The regime closed all Islamic bookshops in Dushanbe in August and September, as well as some publishers of Islamic literature. The regime has also continued demands that non-Muslim religious communities complete intrusive questionnaires. Some suggested family information is being collected "so that it will be easy to identify us and our family members if in future they decide to target us". "All mosques are under total state control," human rights defenders observed, "so the regime does not need to insist that mosques complete such questionnaires."
17 October 2022
On 3 August, 8 days after the NSC secret police arrested Muzaffar Davlatmirov, a respected 59-year-old Ismaili religious leader, Badakhshan Regional Court jailed him for 5 years for alleged "public calls for extremist activity". "Davlatmirov is not an extremist, and did not call for 'extremist' activity," a local person who knows him told Forum 18. His relatives and friends do not know where he is serving his sentence. There are now at least 7 prisoners of conscience known to be jailed for exercising freedom of religion or belief, one a Jehovah's Witness and the others Muslim. The regime has also closed all Ismaili prayer houses in Mountainous Badakhshan, and the Ismaili Education Centre in Khorugh.

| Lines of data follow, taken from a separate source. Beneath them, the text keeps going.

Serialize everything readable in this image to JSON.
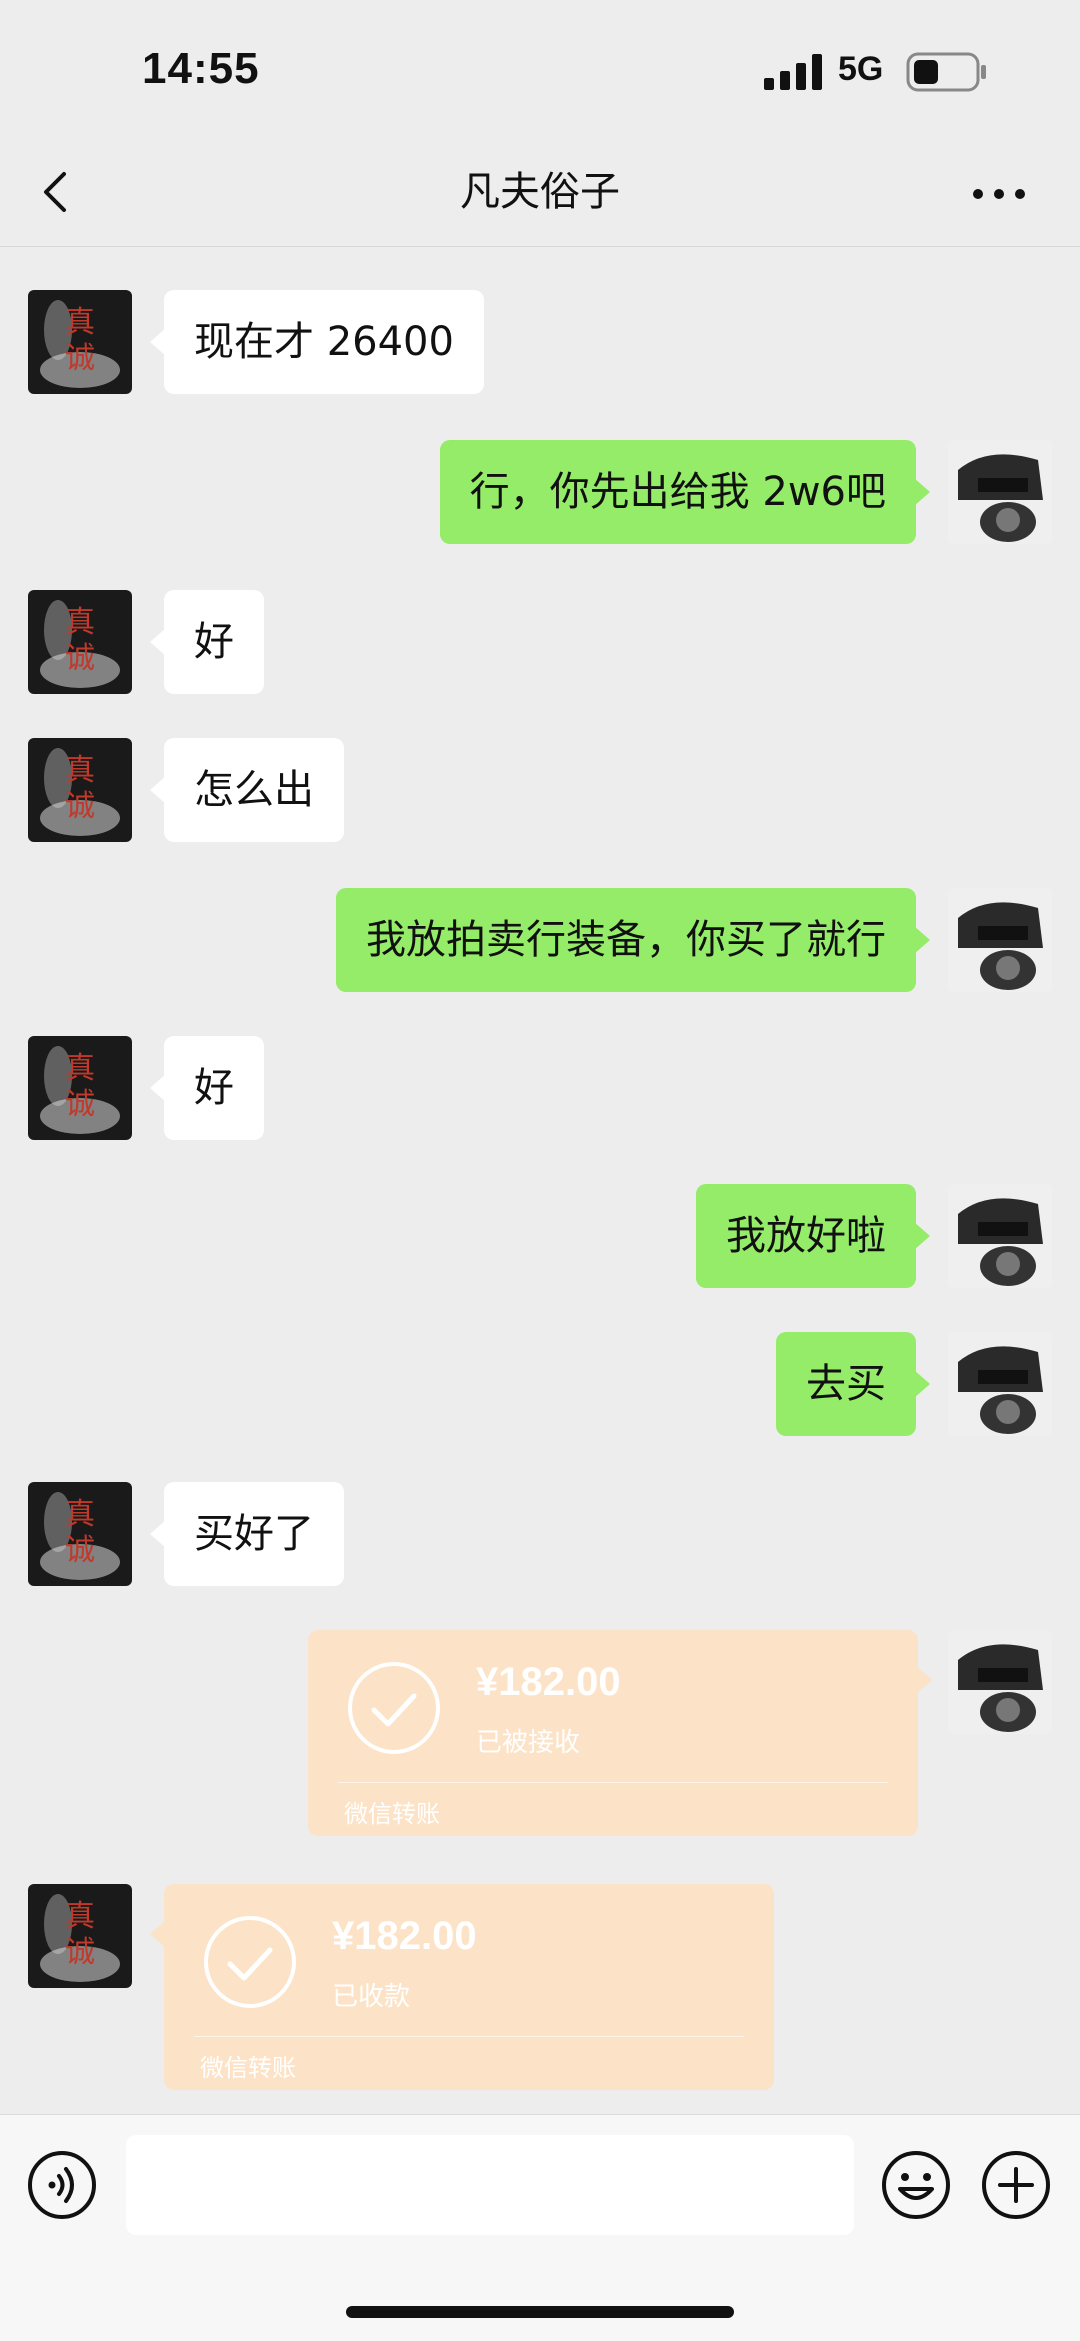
{
  "status_bar": {
    "time": "14:55",
    "network": "5G",
    "icons": [
      "signal-icon",
      "battery-icon"
    ]
  },
  "header": {
    "title": "凡夫俗子",
    "icons": [
      "back-chevron-icon",
      "more-dots-icon"
    ]
  },
  "messages": [
    {
      "side": "left",
      "text": "现在才 26400"
    },
    {
      "side": "right",
      "text": "行，你先出给我 2w6吧"
    },
    {
      "side": "left",
      "text": "好"
    },
    {
      "side": "left",
      "text": "怎么出"
    },
    {
      "side": "right",
      "text": "我放拍卖行装备，你买了就行"
    },
    {
      "side": "left",
      "text": "好"
    },
    {
      "side": "right",
      "text": "我放好啦"
    },
    {
      "side": "right",
      "text": "去买"
    },
    {
      "side": "left",
      "text": "买好了"
    }
  ],
  "transfers": [
    {
      "side": "right",
      "amount": "¥182.00",
      "status": "已被接收",
      "source": "微信转账"
    },
    {
      "side": "left",
      "amount": "¥182.00",
      "status": "已收款",
      "source": "微信转账"
    }
  ],
  "avatars": {
    "contact_glyphs": [
      "真",
      "诚"
    ]
  },
  "input_bar": {
    "value": "",
    "icons": [
      "voice-icon",
      "emoji-icon",
      "plus-icon"
    ]
  },
  "colors": {
    "background": "#ededed",
    "self_bubble": "#95ec69",
    "other_bubble": "#ffffff",
    "transfer_card": "#fce3c7"
  }
}
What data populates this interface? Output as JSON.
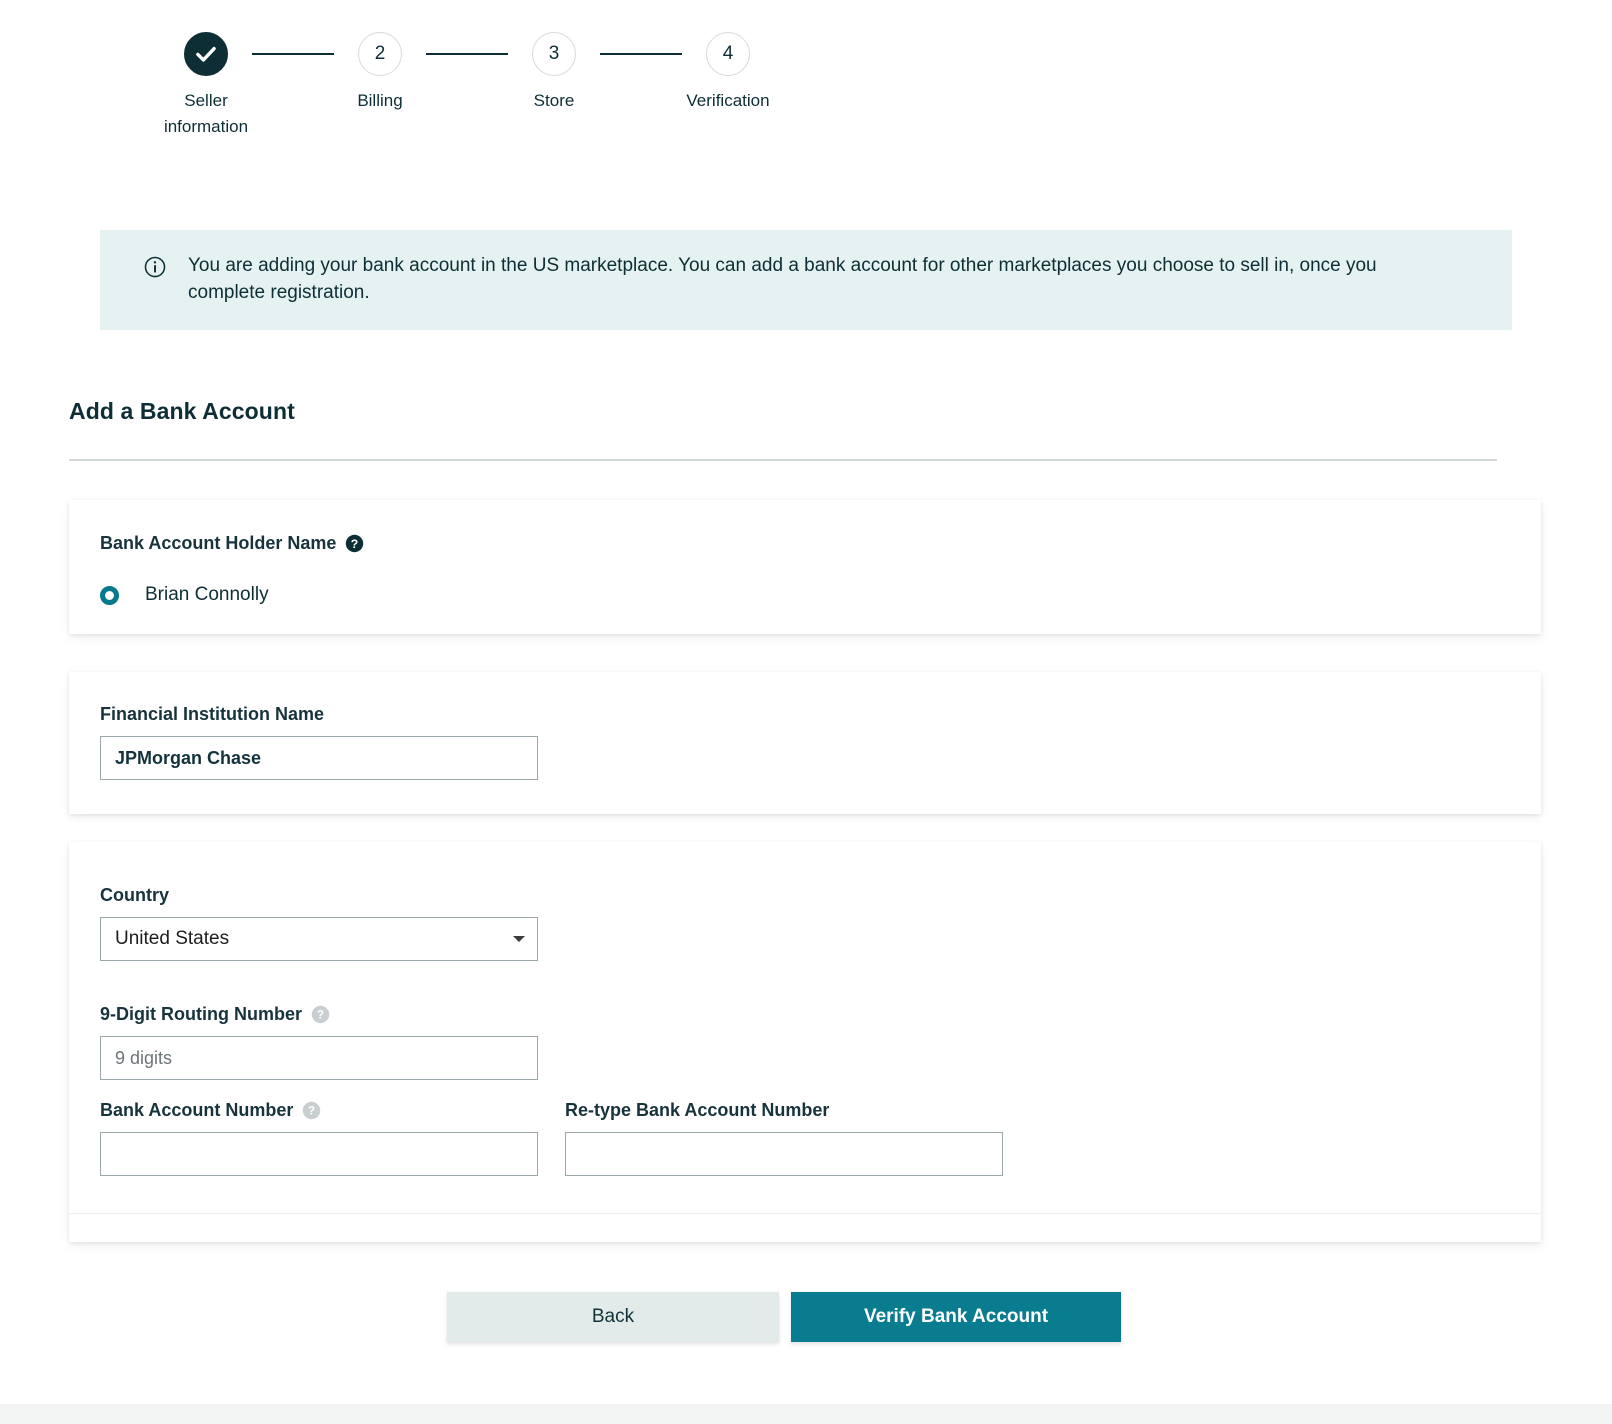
{
  "stepper": {
    "steps": [
      {
        "number": "1",
        "label": "Seller information",
        "state": "completed",
        "icon": "check-icon"
      },
      {
        "number": "2",
        "label": "Billing",
        "state": "upcoming"
      },
      {
        "number": "3",
        "label": "Store",
        "state": "upcoming"
      },
      {
        "number": "4",
        "label": "Verification",
        "state": "upcoming"
      }
    ]
  },
  "banner": {
    "icon": "info-circle-icon",
    "text": "You are adding your bank account in the US marketplace. You can add a bank account for other marketplaces you choose to sell in, once you complete registration.",
    "background": "#e6f2f2"
  },
  "section": {
    "title": "Add a Bank Account"
  },
  "holder": {
    "label": "Bank Account Holder Name",
    "help_icon": "help-circle-filled-icon",
    "option_label": "Brian Connolly",
    "selected": true
  },
  "institution": {
    "label": "Financial Institution Name",
    "value": "JPMorgan Chase",
    "placeholder": ""
  },
  "country": {
    "label": "Country",
    "value": "United States",
    "options": [
      "United States"
    ],
    "caret_icon": "chevron-down-icon"
  },
  "routing": {
    "label": "9-Digit Routing Number",
    "help_icon": "help-circle-icon",
    "value": "",
    "placeholder": "9 digits"
  },
  "account_number": {
    "label": "Bank Account Number",
    "help_icon": "help-circle-icon",
    "value": "",
    "placeholder": ""
  },
  "account_number_retype": {
    "label": "Re-type Bank Account Number",
    "value": "",
    "placeholder": ""
  },
  "footer": {
    "back_label": "Back",
    "verify_label": "Verify Bank Account"
  },
  "colors": {
    "accent_teal": "#0a7c8f",
    "dark_navy": "#0d2e35",
    "banner_bg": "#e6f2f2",
    "back_button_bg": "#e3eaea"
  }
}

25 July 2022
The regime targets women who dress as they choose, including wearing hijab. "I don't want to stop wearing the hijab, so I try to avoid the police," one told Forum 18. Many Islamic rites and ceremonies are banned, including mourning customs. On 27 June police stopped Elobat Oghalykova for wearing a black dress to mark one of her sons' death, took her to a police station and tortured her. After she and her son made formal complaints, police threatened both with 15 days' jail.